● PROBLEM
Without any pictures, copy the records below once more, exactly as they are.

● PROVIDED DATA
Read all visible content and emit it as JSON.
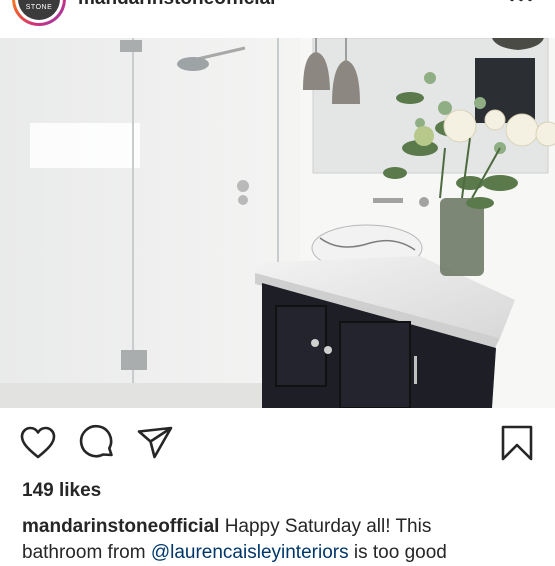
{
  "post": {
    "username": "mandarinstoneofficial",
    "avatar_text": "STONE",
    "likes": "149 likes",
    "caption_user": "mandarinstoneofficial",
    "caption_text_1": " Happy Saturday all! This",
    "caption_text_2": "bathroom from ",
    "caption_mention": "@laurencaisleyinteriors",
    "caption_text_3": " is too good"
  },
  "icons": {
    "more": "more-horizontal-icon",
    "like": "heart-icon",
    "comment": "comment-icon",
    "share": "send-icon",
    "save": "bookmark-icon"
  },
  "colors": {
    "text": "#262626",
    "mention": "#00376b",
    "vanity_cabinet": "#1d1e26"
  }
}
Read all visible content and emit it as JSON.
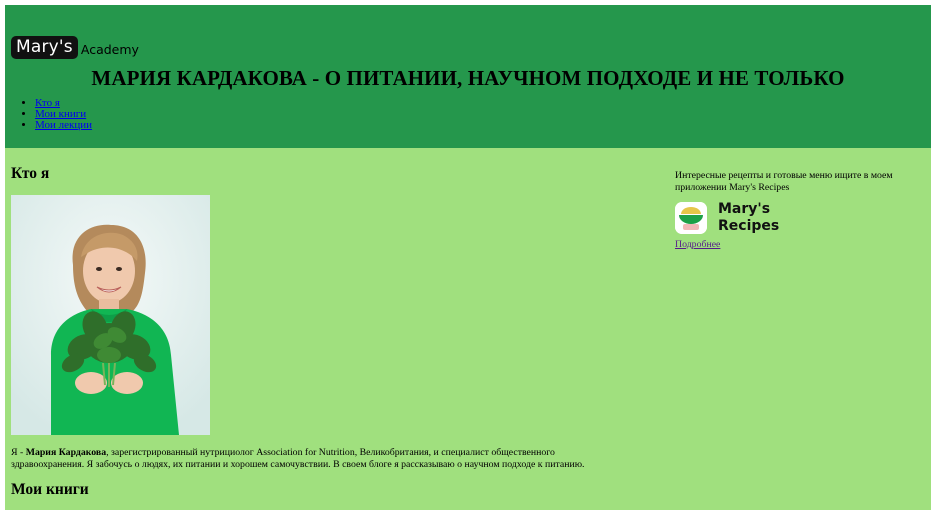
{
  "header": {
    "logo_badge": "Mary's",
    "logo_text": "Academy",
    "title": "МАРИЯ КАРДАКОВА - О ПИТАНИИ, НАУЧНОМ ПОДХОДЕ И НЕ ТОЛЬКО",
    "nav": [
      {
        "label": "Кто я"
      },
      {
        "label": "Мои книги"
      },
      {
        "label": "Мои лекции"
      }
    ],
    "background_color": "#25974c"
  },
  "main": {
    "background_color": "#a0e07e",
    "about_heading": "Кто я",
    "portrait_icon": "portrait-photo",
    "bio": {
      "prefix": "Я - ",
      "name": "Мария Кардакова",
      "text": ", зарегистрированный нутрициолог Association for Nutrition, Великобритания, и специалист общественного здравоохранения. Я забочусь о людях, их питании и хорошем самочувствии. В своем блоге я рассказываю о научном подходе к питанию."
    },
    "books_heading": "Мои книги"
  },
  "aside": {
    "promo_text": "Интересные рецепты и готовые меню ищите в моем приложении Mary's Recipes",
    "app_icon": "marys-recipes-app-icon",
    "app_name_line1": "Mary's",
    "app_name_line2": "Recipes",
    "more_link": "Подробнее"
  }
}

● OUTPUT BELOW
Read all visible content and emit it as JSON.
{
  "post": {
    "username": "mandarinstoneofficial",
    "avatar_text": "STONE",
    "likes": "149 likes",
    "caption_user": "mandarinstoneofficial",
    "caption_text_1": " Happy Saturday all! This",
    "caption_text_2": "bathroom from ",
    "caption_mention": "@laurencaisleyinteriors",
    "caption_text_3": " is too good"
  },
  "icons": {
    "more": "more-horizontal-icon",
    "like": "heart-icon",
    "comment": "comment-icon",
    "share": "send-icon",
    "save": "bookmark-icon"
  },
  "colors": {
    "text": "#262626",
    "mention": "#00376b",
    "vanity_cabinet": "#1d1e26"
  }
}
Read all visible content and emit it as JSON.
{
  "header": {
    "logo_badge": "Mary's",
    "logo_text": "Academy",
    "title": "МАРИЯ КАРДАКОВА - О ПИТАНИИ, НАУЧНОМ ПОДХОДЕ И НЕ ТОЛЬКО",
    "nav": [
      {
        "label": "Кто я"
      },
      {
        "label": "Мои книги"
      },
      {
        "label": "Мои лекции"
      }
    ],
    "background_color": "#25974c"
  },
  "main": {
    "background_color": "#a0e07e",
    "about_heading": "Кто я",
    "portrait_icon": "portrait-photo",
    "bio": {
      "prefix": "Я - ",
      "name": "Мария Кардакова",
      "text": ", зарегистрированный нутрициолог Association for Nutrition, Великобритания, и специалист общественного здравоохранения. Я забочусь о людях, их питании и хорошем самочувствии. В своем блоге я рассказываю о научном подходе к питанию."
    },
    "books_heading": "Мои книги"
  },
  "aside": {
    "promo_text": "Интересные рецепты и готовые меню ищите в моем приложении Mary's Recipes",
    "app_icon": "marys-recipes-app-icon",
    "app_name_line1": "Mary's",
    "app_name_line2": "Recipes",
    "more_link": "Подробнее"
  }
}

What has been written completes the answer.